WORK INSTRUCTIONS
An exact copy of all the data is required, with pictures left out.

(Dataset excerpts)
-*-*-
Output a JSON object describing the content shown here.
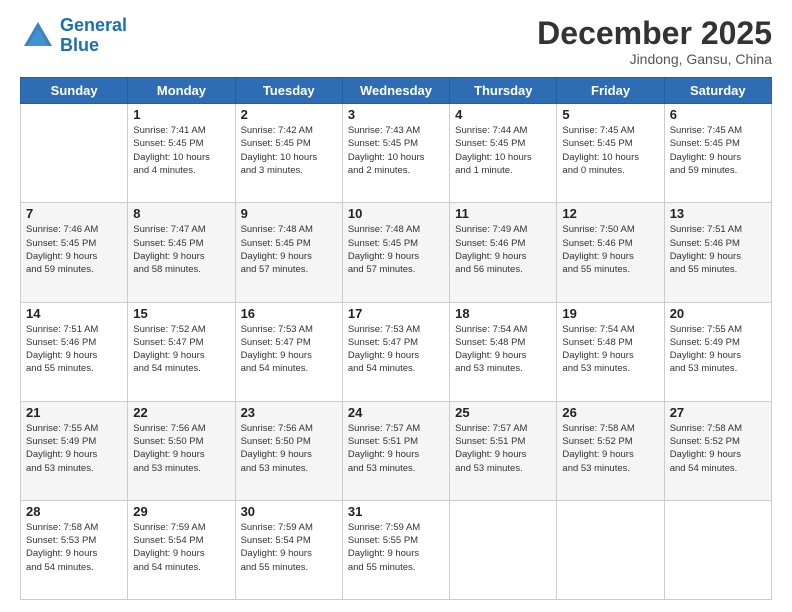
{
  "logo": {
    "line1": "General",
    "line2": "Blue"
  },
  "header": {
    "month": "December 2025",
    "location": "Jindong, Gansu, China"
  },
  "weekdays": [
    "Sunday",
    "Monday",
    "Tuesday",
    "Wednesday",
    "Thursday",
    "Friday",
    "Saturday"
  ],
  "weeks": [
    [
      {
        "day": "",
        "info": ""
      },
      {
        "day": "1",
        "info": "Sunrise: 7:41 AM\nSunset: 5:45 PM\nDaylight: 10 hours\nand 4 minutes."
      },
      {
        "day": "2",
        "info": "Sunrise: 7:42 AM\nSunset: 5:45 PM\nDaylight: 10 hours\nand 3 minutes."
      },
      {
        "day": "3",
        "info": "Sunrise: 7:43 AM\nSunset: 5:45 PM\nDaylight: 10 hours\nand 2 minutes."
      },
      {
        "day": "4",
        "info": "Sunrise: 7:44 AM\nSunset: 5:45 PM\nDaylight: 10 hours\nand 1 minute."
      },
      {
        "day": "5",
        "info": "Sunrise: 7:45 AM\nSunset: 5:45 PM\nDaylight: 10 hours\nand 0 minutes."
      },
      {
        "day": "6",
        "info": "Sunrise: 7:45 AM\nSunset: 5:45 PM\nDaylight: 9 hours\nand 59 minutes."
      }
    ],
    [
      {
        "day": "7",
        "info": "Sunrise: 7:46 AM\nSunset: 5:45 PM\nDaylight: 9 hours\nand 59 minutes."
      },
      {
        "day": "8",
        "info": "Sunrise: 7:47 AM\nSunset: 5:45 PM\nDaylight: 9 hours\nand 58 minutes."
      },
      {
        "day": "9",
        "info": "Sunrise: 7:48 AM\nSunset: 5:45 PM\nDaylight: 9 hours\nand 57 minutes."
      },
      {
        "day": "10",
        "info": "Sunrise: 7:48 AM\nSunset: 5:45 PM\nDaylight: 9 hours\nand 57 minutes."
      },
      {
        "day": "11",
        "info": "Sunrise: 7:49 AM\nSunset: 5:46 PM\nDaylight: 9 hours\nand 56 minutes."
      },
      {
        "day": "12",
        "info": "Sunrise: 7:50 AM\nSunset: 5:46 PM\nDaylight: 9 hours\nand 55 minutes."
      },
      {
        "day": "13",
        "info": "Sunrise: 7:51 AM\nSunset: 5:46 PM\nDaylight: 9 hours\nand 55 minutes."
      }
    ],
    [
      {
        "day": "14",
        "info": "Sunrise: 7:51 AM\nSunset: 5:46 PM\nDaylight: 9 hours\nand 55 minutes."
      },
      {
        "day": "15",
        "info": "Sunrise: 7:52 AM\nSunset: 5:47 PM\nDaylight: 9 hours\nand 54 minutes."
      },
      {
        "day": "16",
        "info": "Sunrise: 7:53 AM\nSunset: 5:47 PM\nDaylight: 9 hours\nand 54 minutes."
      },
      {
        "day": "17",
        "info": "Sunrise: 7:53 AM\nSunset: 5:47 PM\nDaylight: 9 hours\nand 54 minutes."
      },
      {
        "day": "18",
        "info": "Sunrise: 7:54 AM\nSunset: 5:48 PM\nDaylight: 9 hours\nand 53 minutes."
      },
      {
        "day": "19",
        "info": "Sunrise: 7:54 AM\nSunset: 5:48 PM\nDaylight: 9 hours\nand 53 minutes."
      },
      {
        "day": "20",
        "info": "Sunrise: 7:55 AM\nSunset: 5:49 PM\nDaylight: 9 hours\nand 53 minutes."
      }
    ],
    [
      {
        "day": "21",
        "info": "Sunrise: 7:55 AM\nSunset: 5:49 PM\nDaylight: 9 hours\nand 53 minutes."
      },
      {
        "day": "22",
        "info": "Sunrise: 7:56 AM\nSunset: 5:50 PM\nDaylight: 9 hours\nand 53 minutes."
      },
      {
        "day": "23",
        "info": "Sunrise: 7:56 AM\nSunset: 5:50 PM\nDaylight: 9 hours\nand 53 minutes."
      },
      {
        "day": "24",
        "info": "Sunrise: 7:57 AM\nSunset: 5:51 PM\nDaylight: 9 hours\nand 53 minutes."
      },
      {
        "day": "25",
        "info": "Sunrise: 7:57 AM\nSunset: 5:51 PM\nDaylight: 9 hours\nand 53 minutes."
      },
      {
        "day": "26",
        "info": "Sunrise: 7:58 AM\nSunset: 5:52 PM\nDaylight: 9 hours\nand 53 minutes."
      },
      {
        "day": "27",
        "info": "Sunrise: 7:58 AM\nSunset: 5:52 PM\nDaylight: 9 hours\nand 54 minutes."
      }
    ],
    [
      {
        "day": "28",
        "info": "Sunrise: 7:58 AM\nSunset: 5:53 PM\nDaylight: 9 hours\nand 54 minutes."
      },
      {
        "day": "29",
        "info": "Sunrise: 7:59 AM\nSunset: 5:54 PM\nDaylight: 9 hours\nand 54 minutes."
      },
      {
        "day": "30",
        "info": "Sunrise: 7:59 AM\nSunset: 5:54 PM\nDaylight: 9 hours\nand 55 minutes."
      },
      {
        "day": "31",
        "info": "Sunrise: 7:59 AM\nSunset: 5:55 PM\nDaylight: 9 hours\nand 55 minutes."
      },
      {
        "day": "",
        "info": ""
      },
      {
        "day": "",
        "info": ""
      },
      {
        "day": "",
        "info": ""
      }
    ]
  ]
}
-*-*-
TASK SOLUTION
Output a JSON object describing the content shown here.
{
  "logo": {
    "line1": "General",
    "line2": "Blue"
  },
  "header": {
    "month": "December 2025",
    "location": "Jindong, Gansu, China"
  },
  "weekdays": [
    "Sunday",
    "Monday",
    "Tuesday",
    "Wednesday",
    "Thursday",
    "Friday",
    "Saturday"
  ],
  "weeks": [
    [
      {
        "day": "",
        "info": ""
      },
      {
        "day": "1",
        "info": "Sunrise: 7:41 AM\nSunset: 5:45 PM\nDaylight: 10 hours\nand 4 minutes."
      },
      {
        "day": "2",
        "info": "Sunrise: 7:42 AM\nSunset: 5:45 PM\nDaylight: 10 hours\nand 3 minutes."
      },
      {
        "day": "3",
        "info": "Sunrise: 7:43 AM\nSunset: 5:45 PM\nDaylight: 10 hours\nand 2 minutes."
      },
      {
        "day": "4",
        "info": "Sunrise: 7:44 AM\nSunset: 5:45 PM\nDaylight: 10 hours\nand 1 minute."
      },
      {
        "day": "5",
        "info": "Sunrise: 7:45 AM\nSunset: 5:45 PM\nDaylight: 10 hours\nand 0 minutes."
      },
      {
        "day": "6",
        "info": "Sunrise: 7:45 AM\nSunset: 5:45 PM\nDaylight: 9 hours\nand 59 minutes."
      }
    ],
    [
      {
        "day": "7",
        "info": "Sunrise: 7:46 AM\nSunset: 5:45 PM\nDaylight: 9 hours\nand 59 minutes."
      },
      {
        "day": "8",
        "info": "Sunrise: 7:47 AM\nSunset: 5:45 PM\nDaylight: 9 hours\nand 58 minutes."
      },
      {
        "day": "9",
        "info": "Sunrise: 7:48 AM\nSunset: 5:45 PM\nDaylight: 9 hours\nand 57 minutes."
      },
      {
        "day": "10",
        "info": "Sunrise: 7:48 AM\nSunset: 5:45 PM\nDaylight: 9 hours\nand 57 minutes."
      },
      {
        "day": "11",
        "info": "Sunrise: 7:49 AM\nSunset: 5:46 PM\nDaylight: 9 hours\nand 56 minutes."
      },
      {
        "day": "12",
        "info": "Sunrise: 7:50 AM\nSunset: 5:46 PM\nDaylight: 9 hours\nand 55 minutes."
      },
      {
        "day": "13",
        "info": "Sunrise: 7:51 AM\nSunset: 5:46 PM\nDaylight: 9 hours\nand 55 minutes."
      }
    ],
    [
      {
        "day": "14",
        "info": "Sunrise: 7:51 AM\nSunset: 5:46 PM\nDaylight: 9 hours\nand 55 minutes."
      },
      {
        "day": "15",
        "info": "Sunrise: 7:52 AM\nSunset: 5:47 PM\nDaylight: 9 hours\nand 54 minutes."
      },
      {
        "day": "16",
        "info": "Sunrise: 7:53 AM\nSunset: 5:47 PM\nDaylight: 9 hours\nand 54 minutes."
      },
      {
        "day": "17",
        "info": "Sunrise: 7:53 AM\nSunset: 5:47 PM\nDaylight: 9 hours\nand 54 minutes."
      },
      {
        "day": "18",
        "info": "Sunrise: 7:54 AM\nSunset: 5:48 PM\nDaylight: 9 hours\nand 53 minutes."
      },
      {
        "day": "19",
        "info": "Sunrise: 7:54 AM\nSunset: 5:48 PM\nDaylight: 9 hours\nand 53 minutes."
      },
      {
        "day": "20",
        "info": "Sunrise: 7:55 AM\nSunset: 5:49 PM\nDaylight: 9 hours\nand 53 minutes."
      }
    ],
    [
      {
        "day": "21",
        "info": "Sunrise: 7:55 AM\nSunset: 5:49 PM\nDaylight: 9 hours\nand 53 minutes."
      },
      {
        "day": "22",
        "info": "Sunrise: 7:56 AM\nSunset: 5:50 PM\nDaylight: 9 hours\nand 53 minutes."
      },
      {
        "day": "23",
        "info": "Sunrise: 7:56 AM\nSunset: 5:50 PM\nDaylight: 9 hours\nand 53 minutes."
      },
      {
        "day": "24",
        "info": "Sunrise: 7:57 AM\nSunset: 5:51 PM\nDaylight: 9 hours\nand 53 minutes."
      },
      {
        "day": "25",
        "info": "Sunrise: 7:57 AM\nSunset: 5:51 PM\nDaylight: 9 hours\nand 53 minutes."
      },
      {
        "day": "26",
        "info": "Sunrise: 7:58 AM\nSunset: 5:52 PM\nDaylight: 9 hours\nand 53 minutes."
      },
      {
        "day": "27",
        "info": "Sunrise: 7:58 AM\nSunset: 5:52 PM\nDaylight: 9 hours\nand 54 minutes."
      }
    ],
    [
      {
        "day": "28",
        "info": "Sunrise: 7:58 AM\nSunset: 5:53 PM\nDaylight: 9 hours\nand 54 minutes."
      },
      {
        "day": "29",
        "info": "Sunrise: 7:59 AM\nSunset: 5:54 PM\nDaylight: 9 hours\nand 54 minutes."
      },
      {
        "day": "30",
        "info": "Sunrise: 7:59 AM\nSunset: 5:54 PM\nDaylight: 9 hours\nand 55 minutes."
      },
      {
        "day": "31",
        "info": "Sunrise: 7:59 AM\nSunset: 5:55 PM\nDaylight: 9 hours\nand 55 minutes."
      },
      {
        "day": "",
        "info": ""
      },
      {
        "day": "",
        "info": ""
      },
      {
        "day": "",
        "info": ""
      }
    ]
  ]
}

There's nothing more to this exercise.